* Work item
Excluding images, repeat the data exactly as given.

::::::::::

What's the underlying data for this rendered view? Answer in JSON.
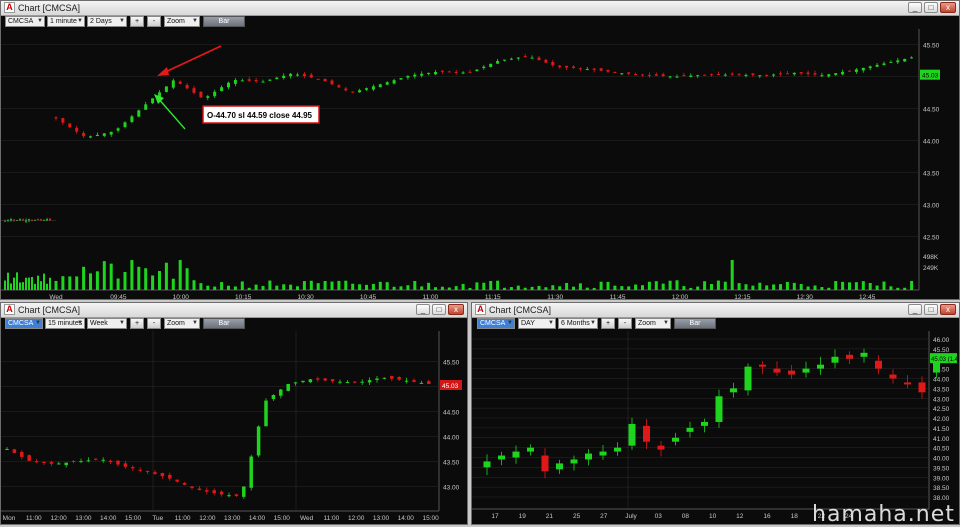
{
  "colors": {
    "up": "#1ed41e",
    "down": "#e01818",
    "bg": "#0b0b0b",
    "grid": "#2a2a2a",
    "axis_text": "#c8c8c8",
    "volume": "#1ed41e"
  },
  "top": {
    "title": "Chart [CMCSA]",
    "symbol": "CMCSA",
    "interval": "1 minute",
    "range": "2 Days",
    "plus": "+",
    "minus": "-",
    "zoom": "Zoom",
    "bar_button": "Bar",
    "price_ticks": [
      "45.50",
      "45.00",
      "44.50",
      "44.00",
      "43.50",
      "43.00",
      "42.50"
    ],
    "price_tick_values": [
      45.5,
      45.0,
      44.5,
      44.0,
      43.5,
      43.0,
      42.5
    ],
    "last_price": "45.03",
    "volume_ticks": [
      "498K",
      "249K"
    ],
    "time_ticks": [
      "Wed",
      "09:45",
      "10:00",
      "10:15",
      "10:30",
      "10:45",
      "11:00",
      "11:15",
      "11:30",
      "11:45",
      "12:00",
      "12:15",
      "12:30",
      "12:45"
    ],
    "annotation": "O-44.70 sl 44.59 close 44.95"
  },
  "bottom_left": {
    "title": "Chart [CMCSA]",
    "symbol": "CMCSA",
    "interval": "15 minutes",
    "range": "Week",
    "plus": "+",
    "minus": "-",
    "zoom": "Zoom",
    "bar_button": "Bar",
    "price_ticks": [
      "45.50",
      "45.00",
      "44.50",
      "44.00",
      "43.50",
      "43.00"
    ],
    "price_tick_values": [
      45.5,
      45.0,
      44.5,
      44.0,
      43.5,
      43.0
    ],
    "last_price": "45.03",
    "time_ticks": [
      "Mon",
      "11:00",
      "12:00",
      "13:00",
      "14:00",
      "15:00",
      "Tue",
      "11:00",
      "12:00",
      "13:00",
      "14:00",
      "15:00",
      "Wed",
      "11:00",
      "12:00",
      "13:00",
      "14:00",
      "15:00"
    ]
  },
  "bottom_right": {
    "title": "Chart [CMCSA]",
    "symbol": "CMCSA",
    "interval": "DAY",
    "range": "6 Months",
    "plus": "+",
    "minus": "-",
    "zoom": "Zoom",
    "bar_button": "Bar",
    "price_ticks": [
      "46.00",
      "45.50",
      "45.00",
      "44.50",
      "44.00",
      "43.50",
      "43.00",
      "42.50",
      "42.00",
      "41.50",
      "41.00",
      "40.50",
      "40.00",
      "39.50",
      "39.00",
      "38.50",
      "38.00"
    ],
    "price_tick_values": [
      46,
      45.5,
      45,
      44.5,
      44,
      43.5,
      43,
      42.5,
      42,
      41.5,
      41,
      40.5,
      40,
      39.5,
      39,
      38.5,
      38
    ],
    "last_price": "45.03 (1.4)",
    "time_ticks": [
      "17",
      "19",
      "21",
      "25",
      "27",
      "July",
      "03",
      "08",
      "10",
      "12",
      "16",
      "18",
      "22",
      "24"
    ]
  },
  "watermark": "hamaha.net"
}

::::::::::

* Answer box
What's the underlying data for this rendered view? Answer in JSON.
{
  "colors": {
    "up": "#1ed41e",
    "down": "#e01818",
    "bg": "#0b0b0b",
    "grid": "#2a2a2a",
    "axis_text": "#c8c8c8",
    "volume": "#1ed41e"
  },
  "top": {
    "title": "Chart [CMCSA]",
    "symbol": "CMCSA",
    "interval": "1 minute",
    "range": "2 Days",
    "plus": "+",
    "minus": "-",
    "zoom": "Zoom",
    "bar_button": "Bar",
    "price_ticks": [
      "45.50",
      "45.00",
      "44.50",
      "44.00",
      "43.50",
      "43.00",
      "42.50"
    ],
    "price_tick_values": [
      45.5,
      45.0,
      44.5,
      44.0,
      43.5,
      43.0,
      42.5
    ],
    "last_price": "45.03",
    "volume_ticks": [
      "498K",
      "249K"
    ],
    "time_ticks": [
      "Wed",
      "09:45",
      "10:00",
      "10:15",
      "10:30",
      "10:45",
      "11:00",
      "11:15",
      "11:30",
      "11:45",
      "12:00",
      "12:15",
      "12:30",
      "12:45"
    ],
    "annotation": "O-44.70 sl 44.59 close 44.95"
  },
  "bottom_left": {
    "title": "Chart [CMCSA]",
    "symbol": "CMCSA",
    "interval": "15 minutes",
    "range": "Week",
    "plus": "+",
    "minus": "-",
    "zoom": "Zoom",
    "bar_button": "Bar",
    "price_ticks": [
      "45.50",
      "45.00",
      "44.50",
      "44.00",
      "43.50",
      "43.00"
    ],
    "price_tick_values": [
      45.5,
      45.0,
      44.5,
      44.0,
      43.5,
      43.0
    ],
    "last_price": "45.03",
    "time_ticks": [
      "Mon",
      "11:00",
      "12:00",
      "13:00",
      "14:00",
      "15:00",
      "Tue",
      "11:00",
      "12:00",
      "13:00",
      "14:00",
      "15:00",
      "Wed",
      "11:00",
      "12:00",
      "13:00",
      "14:00",
      "15:00"
    ]
  },
  "bottom_right": {
    "title": "Chart [CMCSA]",
    "symbol": "CMCSA",
    "interval": "DAY",
    "range": "6 Months",
    "plus": "+",
    "minus": "-",
    "zoom": "Zoom",
    "bar_button": "Bar",
    "price_ticks": [
      "46.00",
      "45.50",
      "45.00",
      "44.50",
      "44.00",
      "43.50",
      "43.00",
      "42.50",
      "42.00",
      "41.50",
      "41.00",
      "40.50",
      "40.00",
      "39.50",
      "39.00",
      "38.50",
      "38.00"
    ],
    "price_tick_values": [
      46,
      45.5,
      45,
      44.5,
      44,
      43.5,
      43,
      42.5,
      42,
      41.5,
      41,
      40.5,
      40,
      39.5,
      39,
      38.5,
      38
    ],
    "last_price": "45.03 (1.4)",
    "time_ticks": [
      "17",
      "19",
      "21",
      "25",
      "27",
      "July",
      "03",
      "08",
      "10",
      "12",
      "16",
      "18",
      "22",
      "24"
    ]
  },
  "watermark": "hamaha.net"
}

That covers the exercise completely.